A spacecraft is a vehicle designed for travel or operation in space beyond the Earth's atmosphere or in orbit around the Earth.[1]


A spacecraft is any piloted or unpiloted vehicle designed for travel in space. The systems and instruments a spacecraft must carry depends upon the data it will gather and the functions it will carry out. Their complexity varies greatly but all must endure the hostile environment of space. Spacecraft may be broadly categorized according to the missions they are intended to fly.[2]
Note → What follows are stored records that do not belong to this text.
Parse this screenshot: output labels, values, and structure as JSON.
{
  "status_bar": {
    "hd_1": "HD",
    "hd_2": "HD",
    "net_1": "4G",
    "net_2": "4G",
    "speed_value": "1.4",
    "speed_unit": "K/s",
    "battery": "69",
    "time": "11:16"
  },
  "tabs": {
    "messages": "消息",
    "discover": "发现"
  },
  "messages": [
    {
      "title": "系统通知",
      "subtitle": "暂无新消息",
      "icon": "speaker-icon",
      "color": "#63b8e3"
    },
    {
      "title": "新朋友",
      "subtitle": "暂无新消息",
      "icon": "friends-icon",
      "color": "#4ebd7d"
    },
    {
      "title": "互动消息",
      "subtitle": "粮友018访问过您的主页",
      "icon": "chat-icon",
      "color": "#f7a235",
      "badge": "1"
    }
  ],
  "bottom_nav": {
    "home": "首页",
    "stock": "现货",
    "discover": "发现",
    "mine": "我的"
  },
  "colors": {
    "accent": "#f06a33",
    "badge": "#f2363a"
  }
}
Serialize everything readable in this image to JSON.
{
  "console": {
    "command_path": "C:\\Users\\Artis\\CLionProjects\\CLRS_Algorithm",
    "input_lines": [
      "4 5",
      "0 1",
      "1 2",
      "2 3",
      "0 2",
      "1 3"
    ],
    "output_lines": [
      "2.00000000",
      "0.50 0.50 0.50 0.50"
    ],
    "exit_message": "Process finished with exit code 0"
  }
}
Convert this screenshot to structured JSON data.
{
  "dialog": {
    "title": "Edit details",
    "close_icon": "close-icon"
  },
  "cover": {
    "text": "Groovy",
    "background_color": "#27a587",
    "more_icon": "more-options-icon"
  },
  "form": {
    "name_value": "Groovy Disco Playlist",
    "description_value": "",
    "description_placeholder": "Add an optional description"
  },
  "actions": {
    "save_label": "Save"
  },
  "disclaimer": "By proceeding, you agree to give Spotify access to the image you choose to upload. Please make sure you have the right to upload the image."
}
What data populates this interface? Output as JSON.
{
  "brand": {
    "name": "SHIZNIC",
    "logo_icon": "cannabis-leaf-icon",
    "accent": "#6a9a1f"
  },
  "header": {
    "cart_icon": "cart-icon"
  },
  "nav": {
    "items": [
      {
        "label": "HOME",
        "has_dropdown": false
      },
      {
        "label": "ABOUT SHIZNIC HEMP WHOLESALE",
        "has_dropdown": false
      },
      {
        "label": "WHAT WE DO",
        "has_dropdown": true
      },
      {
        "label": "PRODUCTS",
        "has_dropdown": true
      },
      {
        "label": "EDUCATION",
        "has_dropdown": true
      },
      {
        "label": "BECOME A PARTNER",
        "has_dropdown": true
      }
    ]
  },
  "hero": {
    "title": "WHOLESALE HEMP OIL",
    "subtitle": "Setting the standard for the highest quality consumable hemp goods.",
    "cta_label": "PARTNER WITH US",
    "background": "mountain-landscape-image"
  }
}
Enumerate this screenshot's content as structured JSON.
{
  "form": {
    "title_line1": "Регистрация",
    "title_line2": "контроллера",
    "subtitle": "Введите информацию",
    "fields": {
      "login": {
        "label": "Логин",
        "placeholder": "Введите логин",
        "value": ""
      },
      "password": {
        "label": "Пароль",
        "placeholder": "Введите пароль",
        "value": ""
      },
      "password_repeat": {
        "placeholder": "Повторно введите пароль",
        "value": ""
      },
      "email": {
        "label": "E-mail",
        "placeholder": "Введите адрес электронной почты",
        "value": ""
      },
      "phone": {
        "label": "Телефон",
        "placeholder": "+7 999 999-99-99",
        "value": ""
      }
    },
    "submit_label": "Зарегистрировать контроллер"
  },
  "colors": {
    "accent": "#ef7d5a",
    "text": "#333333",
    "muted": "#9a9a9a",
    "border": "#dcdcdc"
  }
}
  • Manned spacecraft: A piloted spacecraft designed to carry astronauts into space. Unlike an unmanned probe, it requires a crew compartment and life support systems. Manned spacecraft are either reusable, such as the Space Shuttle, or designed for one time use, such as Soyuz. The latter type is generally modular, such as consisting of a reentry module which houses the crew and a service module which contains propulsion, power supply and life support. Only the reentry module returns to Earth.
  • Flyby spacecraft: A spacecraft which follows a continuous trajectory past a target object, never to be captured into an orbit. It must carry instruments that are capable of observing passing targets by compensating for the target's apparent motion. The spacecraft must be able to survive long periods of interplanetary cruise and must be able to downlink data at high rates. Examples of flyby spacecraft include Pioneers 10 and 11, and Voyagers 1 and 2.
  • Orbiter spacecraft: A spacecraft designed to travel to a distant planet or moon and enter orbit. It must carry a substantial propulsive capability to decelerate it at the right moment to achieve orbit insertion. An orbiter spacecraft must endure periods during which it is shaded from sunlight, thus it must be resistant to extreme thermal variation and will require power storage capacity if equipped with solar panels. Examples of orbiter spacecraft include Magellan, Galileo and Mars Global Surveyor.
  • Atmospheric probe: A small instrumented craft which separates from the main spacecraft prior to closest approach to a planet to study the gaseous atmosphere of the body as it drops through it. It is equipped with an aeroshell to protect it during atmospheric entry and a parachute to slow its decent. Data is typically telemetered to the mother craft where it is recorded for later transmission to Earth.
  • Atmospheric balloon package: An instrumented package suspended from a buoyant gas bag, deployed in a planet's atmosphere to study wind circulation patterns. It has a limited complement of spacecraft systems aboard. The minimum requirements include a power supply and telecommunications equipment to permit tracking.
  • Lander spacecraft: A spacecraft designed to reach the surface of a planet or moon and survive long enough to telemeter data back to Earth. It may perform a powered descent and landing or may descend to the surface suspended from a parachute. Examples of lander spacecraft include Surveyor, Viking, Mars Pathfinder and the Soviet Venera.
  • Surface penetrator: A probe designed to penetrate the surface of a body, surviving an impact of hundreds of g's, measuring and telemetering the properties of the penetrated surface. Data is typically telemetered to the mother craft for re-transmission to Earth. The Mars Polar Lander will deploy two penetrators upon its arrival at Mars.
  • Surface rover: A semi-autonomous roving vehicle, steerable from Earth, deployed on the surface of a planet or other body, taking images and soil analyses for telemetering back to Earth. The Mars Pathfinder mission included a solar-powered, wheeled microrover named Sojourner.


  1. Define spacecraft from Dictionary.
  2. Spacecraft Systems